Today stomatolites are quite rare; they only exist where metazoan grazing is absent due to extreme conditions including high salinity, low nutrient levels, elevated or decreased temperatures, strong wave actions and a reduced occurrence of competing algae and plants.
Shark Bay in Western Australia is one of those rare locations in which stromatolites still exist in abundance.
1.6 million years ago during the mid-Proterozoic Eon of geological time other types of photosynthesing life appeared including multicellular red, brown and green algae.
These algae were among the first eukaroyotic life forms to evolve comprising a type of complex celltoday (apart from
Unlike the cyanobacteria before them the eukaryotic cell packed all its DNA into a single nucleus. More importantly their light-absorbing chlorophyll pigments became stacked and enclosed within a double cell membrane called a chloroplast. Eukaryotic cells are incredibly efficient at photosynthesising.
Chloroplasts are approximately 4 to 6 micrometers in diameter and are shaped like a satellite dish with the concave face toward the light. This shape, together with their alignment along the inner surface of the cell, maximizes their ability to capture light. There can be as many as two hundred chloroplasts in a single cell.
Huge colonies of red algae (also colored purple and greenish black) populated the ocean floor where they had the capacity to photosynthesise the shorter wavelengths of light that penetrated the murky depths.
Brown algae adapted to colonise submerged rocks to which they attached themselves using structures called ‘holdfasts’.
Green algae, known as Charophyceae, evolved the ability to survive in shallow water around land masses where they harnessed the energy of the blue and red wavelengths of light.
Around 500 million years ago green algae from marine habitats was washed ashore and became stranded on land. Some of this stranded algae evolved into the first land plants. These first land plants were the ‘bryophytes’ and included liverworts…

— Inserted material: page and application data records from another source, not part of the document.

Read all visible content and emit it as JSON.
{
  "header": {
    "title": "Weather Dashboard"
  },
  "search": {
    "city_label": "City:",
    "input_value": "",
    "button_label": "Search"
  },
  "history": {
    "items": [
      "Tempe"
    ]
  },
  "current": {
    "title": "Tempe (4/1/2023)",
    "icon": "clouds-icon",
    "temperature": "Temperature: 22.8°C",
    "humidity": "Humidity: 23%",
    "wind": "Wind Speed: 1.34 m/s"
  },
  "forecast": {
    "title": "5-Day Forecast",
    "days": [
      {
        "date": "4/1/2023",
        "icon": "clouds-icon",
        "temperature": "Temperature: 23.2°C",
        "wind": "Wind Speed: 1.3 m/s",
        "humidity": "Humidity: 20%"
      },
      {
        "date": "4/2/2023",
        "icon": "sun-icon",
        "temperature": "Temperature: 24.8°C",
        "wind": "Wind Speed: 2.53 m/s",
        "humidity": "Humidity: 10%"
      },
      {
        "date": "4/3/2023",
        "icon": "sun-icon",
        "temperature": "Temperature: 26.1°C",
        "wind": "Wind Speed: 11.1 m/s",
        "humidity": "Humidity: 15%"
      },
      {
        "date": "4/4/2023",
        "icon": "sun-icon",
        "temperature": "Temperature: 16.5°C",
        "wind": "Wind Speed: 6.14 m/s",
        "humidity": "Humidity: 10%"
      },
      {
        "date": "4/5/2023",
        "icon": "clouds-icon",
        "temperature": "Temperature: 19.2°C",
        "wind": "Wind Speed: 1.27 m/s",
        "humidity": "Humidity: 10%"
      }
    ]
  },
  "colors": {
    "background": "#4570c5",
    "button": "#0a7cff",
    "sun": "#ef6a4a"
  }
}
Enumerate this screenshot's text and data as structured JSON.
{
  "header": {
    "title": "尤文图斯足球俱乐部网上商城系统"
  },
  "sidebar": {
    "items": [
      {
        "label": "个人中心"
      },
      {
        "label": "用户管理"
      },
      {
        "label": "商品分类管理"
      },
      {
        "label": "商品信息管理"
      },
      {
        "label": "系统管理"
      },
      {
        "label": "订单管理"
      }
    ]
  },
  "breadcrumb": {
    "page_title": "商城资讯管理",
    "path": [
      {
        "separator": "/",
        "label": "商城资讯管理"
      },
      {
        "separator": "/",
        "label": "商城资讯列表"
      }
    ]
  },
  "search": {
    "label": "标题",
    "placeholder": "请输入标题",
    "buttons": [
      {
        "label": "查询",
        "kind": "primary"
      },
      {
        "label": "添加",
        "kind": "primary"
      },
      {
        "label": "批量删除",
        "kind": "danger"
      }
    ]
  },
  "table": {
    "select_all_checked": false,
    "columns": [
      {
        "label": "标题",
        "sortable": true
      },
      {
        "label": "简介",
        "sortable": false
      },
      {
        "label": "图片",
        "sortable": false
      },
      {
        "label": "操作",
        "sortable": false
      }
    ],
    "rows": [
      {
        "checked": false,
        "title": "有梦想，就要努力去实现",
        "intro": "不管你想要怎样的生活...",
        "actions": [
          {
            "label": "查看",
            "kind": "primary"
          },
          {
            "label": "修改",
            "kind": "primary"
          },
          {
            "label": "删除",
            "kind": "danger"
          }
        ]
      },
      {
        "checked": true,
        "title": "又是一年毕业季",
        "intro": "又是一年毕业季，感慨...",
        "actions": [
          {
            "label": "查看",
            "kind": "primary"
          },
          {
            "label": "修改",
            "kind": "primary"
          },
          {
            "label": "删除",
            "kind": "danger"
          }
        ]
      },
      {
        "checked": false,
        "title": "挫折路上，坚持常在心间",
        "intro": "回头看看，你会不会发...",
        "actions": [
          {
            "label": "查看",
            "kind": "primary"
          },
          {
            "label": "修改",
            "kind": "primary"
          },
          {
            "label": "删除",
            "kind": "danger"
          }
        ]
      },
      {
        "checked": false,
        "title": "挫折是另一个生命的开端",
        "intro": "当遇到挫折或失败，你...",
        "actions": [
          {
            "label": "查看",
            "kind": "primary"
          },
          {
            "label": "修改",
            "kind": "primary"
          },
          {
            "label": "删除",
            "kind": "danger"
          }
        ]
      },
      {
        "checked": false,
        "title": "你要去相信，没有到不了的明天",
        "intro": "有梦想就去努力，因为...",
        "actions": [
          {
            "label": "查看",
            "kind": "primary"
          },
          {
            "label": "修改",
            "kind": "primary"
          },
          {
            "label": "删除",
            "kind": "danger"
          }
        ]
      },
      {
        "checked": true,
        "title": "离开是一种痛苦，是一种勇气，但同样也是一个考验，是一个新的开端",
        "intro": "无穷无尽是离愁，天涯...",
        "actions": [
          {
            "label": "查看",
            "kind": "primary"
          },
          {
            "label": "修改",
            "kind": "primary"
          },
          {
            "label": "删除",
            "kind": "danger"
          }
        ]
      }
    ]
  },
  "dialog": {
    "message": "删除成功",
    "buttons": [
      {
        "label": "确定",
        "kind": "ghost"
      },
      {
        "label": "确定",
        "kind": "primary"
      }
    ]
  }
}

The first land plants soon lost any resemblance to their algal ancestors as they developed adaptions to help them cope with the much drier conditions on land.
The following are just some of those adaptions:
Bryophytes allude to their aquatic ancestry in other ways; sperm from the antheridium can only reach eggs in the archegonium….
….if transported in water.
Without the presence of any vascular tissue…..
…bryophytes are unable to transport any water or dissolved foods from one part of a plant to another. As a consequence the height of bryophtes is limited; the tallest living bryophytes, including Dawsonia longifolia moss, can only grow to a maximum height of 60 cms.
The first known vascular plants were species of Cooksonia, such as this Cooksonia pertoni….
….which first appeared during the Silurian epoch some 443.8 million years ago.